== INPUT MATERIAL ==
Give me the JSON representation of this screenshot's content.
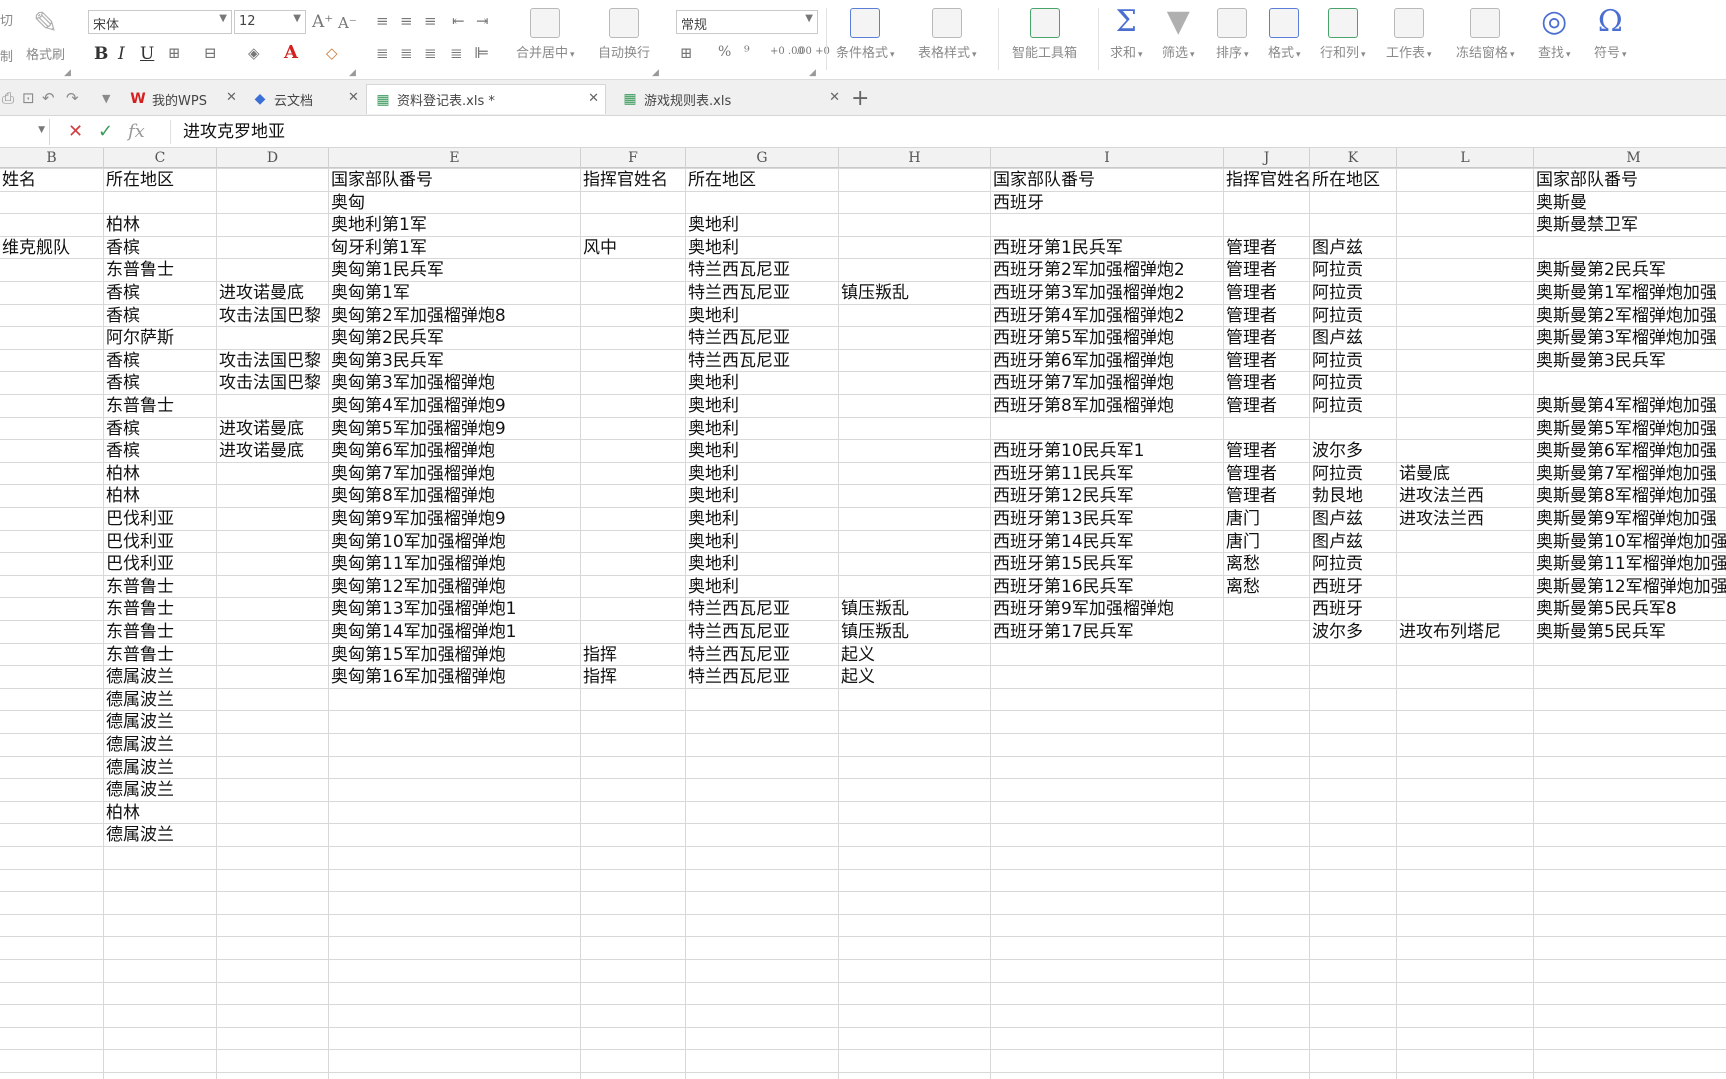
{
  "ribbon": {
    "cut_label": "切",
    "copy_label": "制",
    "format_painter_label": "格式刷",
    "font_name": "宋体",
    "font_size": "12",
    "number_format": "常规",
    "merge_center_label": "合并居中",
    "wrap_text_label": "自动换行",
    "percent_label": "%",
    "thousands_label": "⁹",
    "dec_inc_label": "+0 .00",
    "dec_dec_label": ".00 +0",
    "buttons": [
      {
        "label": "条件格式",
        "icon": "conditional-format-icon"
      },
      {
        "label": "表格样式",
        "icon": "table-style-icon"
      },
      {
        "label": "智能工具箱",
        "icon": "toolbox-icon"
      },
      {
        "label": "求和",
        "icon": "sum-icon"
      },
      {
        "label": "筛选",
        "icon": "filter-icon"
      },
      {
        "label": "排序",
        "icon": "sort-icon"
      },
      {
        "label": "格式",
        "icon": "format-icon"
      },
      {
        "label": "行和列",
        "icon": "row-col-icon"
      },
      {
        "label": "工作表",
        "icon": "worksheet-icon"
      },
      {
        "label": "冻结窗格",
        "icon": "freeze-icon"
      },
      {
        "label": "查找",
        "icon": "find-icon"
      },
      {
        "label": "符号",
        "icon": "symbol-icon"
      }
    ]
  },
  "tabs": [
    {
      "label": "我的WPS",
      "icon": "wps-logo-icon",
      "active": false
    },
    {
      "label": "云文档",
      "icon": "cloud-doc-icon",
      "active": false
    },
    {
      "label": "资料登记表.xls *",
      "icon": "sheet-file-icon",
      "active": true
    },
    {
      "label": "游戏规则表.xls",
      "icon": "sheet-file-icon",
      "active": false
    }
  ],
  "formula_bar": {
    "fx_label": "fx",
    "content": "进攻克罗地亚"
  },
  "columns": [
    "B",
    "C",
    "D",
    "E",
    "F",
    "G",
    "H",
    "I",
    "J",
    "K",
    "L",
    "M"
  ],
  "rows": [
    {
      "B": "姓名",
      "C": "所在地区",
      "E": "国家部队番号",
      "F": "指挥官姓名",
      "G": "所在地区",
      "I": "国家部队番号",
      "J": "指挥官姓名",
      "K": "所在地区",
      "M": "国家部队番号"
    },
    {
      "E": "奥匈",
      "I": "西班牙",
      "M": "奥斯曼"
    },
    {
      "C": "柏林",
      "E": "奥地利第1军",
      "G": "奥地利",
      "M": "奥斯曼禁卫军"
    },
    {
      "B": "维克舰队",
      "C": "香槟",
      "E": "匈牙利第1军",
      "F": "风中",
      "G": "奥地利",
      "I": "西班牙第1民兵军",
      "J": "管理者",
      "K": "图卢兹"
    },
    {
      "C": "东普鲁士",
      "E": "奥匈第1民兵军",
      "G": "特兰西瓦尼亚",
      "I": "西班牙第2军加强榴弹炮2",
      "J": "管理者",
      "K": "阿拉贡",
      "M": "奥斯曼第2民兵军"
    },
    {
      "C": "香槟",
      "D": "进攻诺曼底",
      "E": "奥匈第1军",
      "G": "特兰西瓦尼亚",
      "H": "镇压叛乱",
      "I": "西班牙第3军加强榴弹炮2",
      "J": "管理者",
      "K": "阿拉贡",
      "M": "奥斯曼第1军榴弹炮加强"
    },
    {
      "C": "香槟",
      "D": "攻击法国巴黎",
      "E": "奥匈第2军加强榴弹炮8",
      "G": "奥地利",
      "I": "西班牙第4军加强榴弹炮2",
      "J": "管理者",
      "K": "阿拉贡",
      "M": "奥斯曼第2军榴弹炮加强"
    },
    {
      "C": "阿尔萨斯",
      "E": "奥匈第2民兵军",
      "G": "特兰西瓦尼亚",
      "I": "西班牙第5军加强榴弹炮",
      "J": "管理者",
      "K": "图卢兹",
      "M": "奥斯曼第3军榴弹炮加强"
    },
    {
      "C": "香槟",
      "D": "攻击法国巴黎",
      "E": "奥匈第3民兵军",
      "G": "特兰西瓦尼亚",
      "I": "西班牙第6军加强榴弹炮",
      "J": "管理者",
      "K": "阿拉贡",
      "M": "奥斯曼第3民兵军"
    },
    {
      "C": "香槟",
      "D": "攻击法国巴黎",
      "E": "奥匈第3军加强榴弹炮",
      "G": "奥地利",
      "I": "西班牙第7军加强榴弹炮",
      "J": "管理者",
      "K": "阿拉贡"
    },
    {
      "C": "东普鲁士",
      "E": "奥匈第4军加强榴弹炮9",
      "G": "奥地利",
      "I": "西班牙第8军加强榴弹炮",
      "J": "管理者",
      "K": "阿拉贡",
      "M": "奥斯曼第4军榴弹炮加强"
    },
    {
      "C": "香槟",
      "D": "进攻诺曼底",
      "E": "奥匈第5军加强榴弹炮9",
      "G": "奥地利",
      "M": "奥斯曼第5军榴弹炮加强"
    },
    {
      "C": "香槟",
      "D": "进攻诺曼底",
      "E": "奥匈第6军加强榴弹炮",
      "G": "奥地利",
      "I": "西班牙第10民兵军1",
      "J": "管理者",
      "K": "波尔多",
      "M": "奥斯曼第6军榴弹炮加强"
    },
    {
      "C": "柏林",
      "E": "奥匈第7军加强榴弹炮",
      "G": "奥地利",
      "I": "西班牙第11民兵军",
      "J": "管理者",
      "K": "阿拉贡",
      "L": "诺曼底",
      "M": "奥斯曼第7军榴弹炮加强"
    },
    {
      "C": "柏林",
      "E": "奥匈第8军加强榴弹炮",
      "G": "奥地利",
      "I": "西班牙第12民兵军",
      "J": "管理者",
      "K": "勃艮地",
      "L": "进攻法兰西",
      "M": "奥斯曼第8军榴弹炮加强"
    },
    {
      "C": "巴伐利亚",
      "E": "奥匈第9军加强榴弹炮9",
      "G": "奥地利",
      "I": "西班牙第13民兵军",
      "J": "唐门",
      "K": "图卢兹",
      "L": "进攻法兰西",
      "M": "奥斯曼第9军榴弹炮加强"
    },
    {
      "C": "巴伐利亚",
      "E": "奥匈第10军加强榴弹炮",
      "G": "奥地利",
      "I": "西班牙第14民兵军",
      "J": "唐门",
      "K": "图卢兹",
      "M": "奥斯曼第10军榴弹炮加强"
    },
    {
      "C": "巴伐利亚",
      "E": "奥匈第11军加强榴弹炮",
      "G": "奥地利",
      "I": "西班牙第15民兵军",
      "J": "离愁",
      "K": "阿拉贡",
      "M": "奥斯曼第11军榴弹炮加强"
    },
    {
      "C": "东普鲁士",
      "E": "奥匈第12军加强榴弹炮",
      "G": "奥地利",
      "I": "西班牙第16民兵军",
      "J": "离愁",
      "K": "西班牙",
      "M": "奥斯曼第12军榴弹炮加强"
    },
    {
      "C": "东普鲁士",
      "E": "奥匈第13军加强榴弹炮1",
      "G": "特兰西瓦尼亚",
      "H": "镇压叛乱",
      "I": "西班牙第9军加强榴弹炮",
      "K": "西班牙",
      "M": "奥斯曼第5民兵军8"
    },
    {
      "C": "东普鲁士",
      "E": "奥匈第14军加强榴弹炮1",
      "G": "特兰西瓦尼亚",
      "H": "镇压叛乱",
      "I": "西班牙第17民兵军",
      "K": "波尔多",
      "L": "进攻布列塔尼",
      "M": "奥斯曼第5民兵军"
    },
    {
      "C": "东普鲁士",
      "E": "奥匈第15军加强榴弹炮",
      "F": "指挥",
      "G": "特兰西瓦尼亚",
      "H": "起义"
    },
    {
      "C": "德属波兰",
      "E": "奥匈第16军加强榴弹炮",
      "F": "指挥",
      "G": "特兰西瓦尼亚",
      "H": "起义"
    },
    {
      "C": "德属波兰"
    },
    {
      "C": "德属波兰"
    },
    {
      "C": "德属波兰"
    },
    {
      "C": "德属波兰"
    },
    {
      "C": "德属波兰"
    },
    {
      "C": "柏林"
    },
    {
      "C": "德属波兰"
    }
  ]
}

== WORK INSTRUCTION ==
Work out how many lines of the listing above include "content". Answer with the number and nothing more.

== EXPECTED OUTPUT ==
2